[Task item]:
From the first line to the last, restate the data word for word.

[Data records]:
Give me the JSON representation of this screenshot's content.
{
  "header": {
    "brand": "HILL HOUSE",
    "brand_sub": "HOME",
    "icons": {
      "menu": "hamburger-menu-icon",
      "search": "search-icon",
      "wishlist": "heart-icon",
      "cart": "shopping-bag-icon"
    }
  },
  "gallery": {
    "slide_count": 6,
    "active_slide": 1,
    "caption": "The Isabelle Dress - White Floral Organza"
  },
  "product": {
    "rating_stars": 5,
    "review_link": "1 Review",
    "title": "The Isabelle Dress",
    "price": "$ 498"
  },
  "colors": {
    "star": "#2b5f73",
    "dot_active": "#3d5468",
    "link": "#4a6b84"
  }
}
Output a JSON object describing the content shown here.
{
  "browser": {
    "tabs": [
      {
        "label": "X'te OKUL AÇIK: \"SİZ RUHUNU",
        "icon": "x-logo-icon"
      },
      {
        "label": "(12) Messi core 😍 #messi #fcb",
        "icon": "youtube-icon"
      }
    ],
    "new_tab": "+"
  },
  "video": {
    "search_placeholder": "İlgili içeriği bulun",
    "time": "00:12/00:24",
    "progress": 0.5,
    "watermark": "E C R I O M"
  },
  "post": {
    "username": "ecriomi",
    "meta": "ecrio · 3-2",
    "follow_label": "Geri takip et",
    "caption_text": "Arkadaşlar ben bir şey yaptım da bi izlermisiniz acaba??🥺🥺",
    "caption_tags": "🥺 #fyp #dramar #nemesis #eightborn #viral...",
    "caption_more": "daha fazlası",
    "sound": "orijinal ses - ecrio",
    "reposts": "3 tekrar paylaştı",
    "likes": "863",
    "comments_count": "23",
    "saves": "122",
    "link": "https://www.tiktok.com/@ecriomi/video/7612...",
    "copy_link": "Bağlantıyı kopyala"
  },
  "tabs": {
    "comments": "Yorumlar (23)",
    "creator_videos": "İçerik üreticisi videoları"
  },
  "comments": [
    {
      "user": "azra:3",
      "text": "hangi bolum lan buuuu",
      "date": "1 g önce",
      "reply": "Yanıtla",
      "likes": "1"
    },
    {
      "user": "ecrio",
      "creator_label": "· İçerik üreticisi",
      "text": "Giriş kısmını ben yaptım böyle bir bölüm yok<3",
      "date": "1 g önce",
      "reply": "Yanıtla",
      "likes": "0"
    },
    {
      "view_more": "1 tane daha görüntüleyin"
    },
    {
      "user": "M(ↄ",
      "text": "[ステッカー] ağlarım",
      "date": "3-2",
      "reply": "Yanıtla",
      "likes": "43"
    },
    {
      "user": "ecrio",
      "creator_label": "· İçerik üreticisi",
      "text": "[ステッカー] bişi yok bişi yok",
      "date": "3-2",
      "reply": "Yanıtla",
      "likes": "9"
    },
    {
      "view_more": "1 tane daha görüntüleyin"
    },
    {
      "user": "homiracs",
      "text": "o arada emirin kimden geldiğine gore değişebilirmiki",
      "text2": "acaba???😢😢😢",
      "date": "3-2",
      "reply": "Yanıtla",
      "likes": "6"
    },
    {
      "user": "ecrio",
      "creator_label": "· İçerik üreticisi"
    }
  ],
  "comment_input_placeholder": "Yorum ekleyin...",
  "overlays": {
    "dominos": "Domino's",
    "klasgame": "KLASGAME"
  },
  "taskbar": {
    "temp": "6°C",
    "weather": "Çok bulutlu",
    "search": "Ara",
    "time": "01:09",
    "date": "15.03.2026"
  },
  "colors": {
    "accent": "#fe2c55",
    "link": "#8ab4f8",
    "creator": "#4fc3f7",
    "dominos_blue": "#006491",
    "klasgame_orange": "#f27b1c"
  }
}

[Output of the exercise]:
Give me the JSON representation of this screenshot's content.
{
  "header": {
    "brand": "HILL HOUSE",
    "brand_sub": "HOME",
    "icons": {
      "menu": "hamburger-menu-icon",
      "search": "search-icon",
      "wishlist": "heart-icon",
      "cart": "shopping-bag-icon"
    }
  },
  "gallery": {
    "slide_count": 6,
    "active_slide": 1,
    "caption": "The Isabelle Dress - White Floral Organza"
  },
  "product": {
    "rating_stars": 5,
    "review_link": "1 Review",
    "title": "The Isabelle Dress",
    "price": "$ 498"
  },
  "colors": {
    "star": "#2b5f73",
    "dot_active": "#3d5468",
    "link": "#4a6b84"
  }
}
Output a JSON object describing the content shown here.
{
  "browser": {
    "tabs": [
      {
        "label": "X'te OKUL AÇIK: \"SİZ RUHUNU",
        "icon": "x-logo-icon"
      },
      {
        "label": "(12) Messi core 😍 #messi #fcb",
        "icon": "youtube-icon"
      }
    ],
    "new_tab": "+"
  },
  "video": {
    "search_placeholder": "İlgili içeriği bulun",
    "time": "00:12/00:24",
    "progress": 0.5,
    "watermark": "E C R I O M"
  },
  "post": {
    "username": "ecriomi",
    "meta": "ecrio · 3-2",
    "follow_label": "Geri takip et",
    "caption_text": "Arkadaşlar ben bir şey yaptım da bi izlermisiniz acaba??🥺🥺",
    "caption_tags": "🥺 #fyp #dramar #nemesis #eightborn #viral...",
    "caption_more": "daha fazlası",
    "sound": "orijinal ses - ecrio",
    "reposts": "3 tekrar paylaştı",
    "likes": "863",
    "comments_count": "23",
    "saves": "122",
    "link": "https://www.tiktok.com/@ecriomi/video/7612...",
    "copy_link": "Bağlantıyı kopyala"
  },
  "tabs": {
    "comments": "Yorumlar (23)",
    "creator_videos": "İçerik üreticisi videoları"
  },
  "comments": [
    {
      "user": "azra:3",
      "text": "hangi bolum lan buuuu",
      "date": "1 g önce",
      "reply": "Yanıtla",
      "likes": "1"
    },
    {
      "user": "ecrio",
      "creator_label": "· İçerik üreticisi",
      "text": "Giriş kısmını ben yaptım böyle bir bölüm yok<3",
      "date": "1 g önce",
      "reply": "Yanıtla",
      "likes": "0"
    },
    {
      "view_more": "1 tane daha görüntüleyin"
    },
    {
      "user": "M(ↄ",
      "text": "[ステッカー] ağlarım",
      "date": "3-2",
      "reply": "Yanıtla",
      "likes": "43"
    },
    {
      "user": "ecrio",
      "creator_label": "· İçerik üreticisi",
      "text": "[ステッカー] bişi yok bişi yok",
      "date": "3-2",
      "reply": "Yanıtla",
      "likes": "9"
    },
    {
      "view_more": "1 tane daha görüntüleyin"
    },
    {
      "user": "homiracs",
      "text": "o arada emirin kimden geldiğine gore değişebilirmiki",
      "text2": "acaba???😢😢😢",
      "date": "3-2",
      "reply": "Yanıtla",
      "likes": "6"
    },
    {
      "user": "ecrio",
      "creator_label": "· İçerik üreticisi"
    }
  ],
  "comment_input_placeholder": "Yorum ekleyin...",
  "overlays": {
    "dominos": "Domino's",
    "klasgame": "KLASGAME"
  },
  "taskbar": {
    "temp": "6°C",
    "weather": "Çok bulutlu",
    "search": "Ara",
    "time": "01:09",
    "date": "15.03.2026"
  },
  "colors": {
    "accent": "#fe2c55",
    "link": "#8ab4f8",
    "creator": "#4fc3f7",
    "dominos_blue": "#006491",
    "klasgame_orange": "#f27b1c"
  }
}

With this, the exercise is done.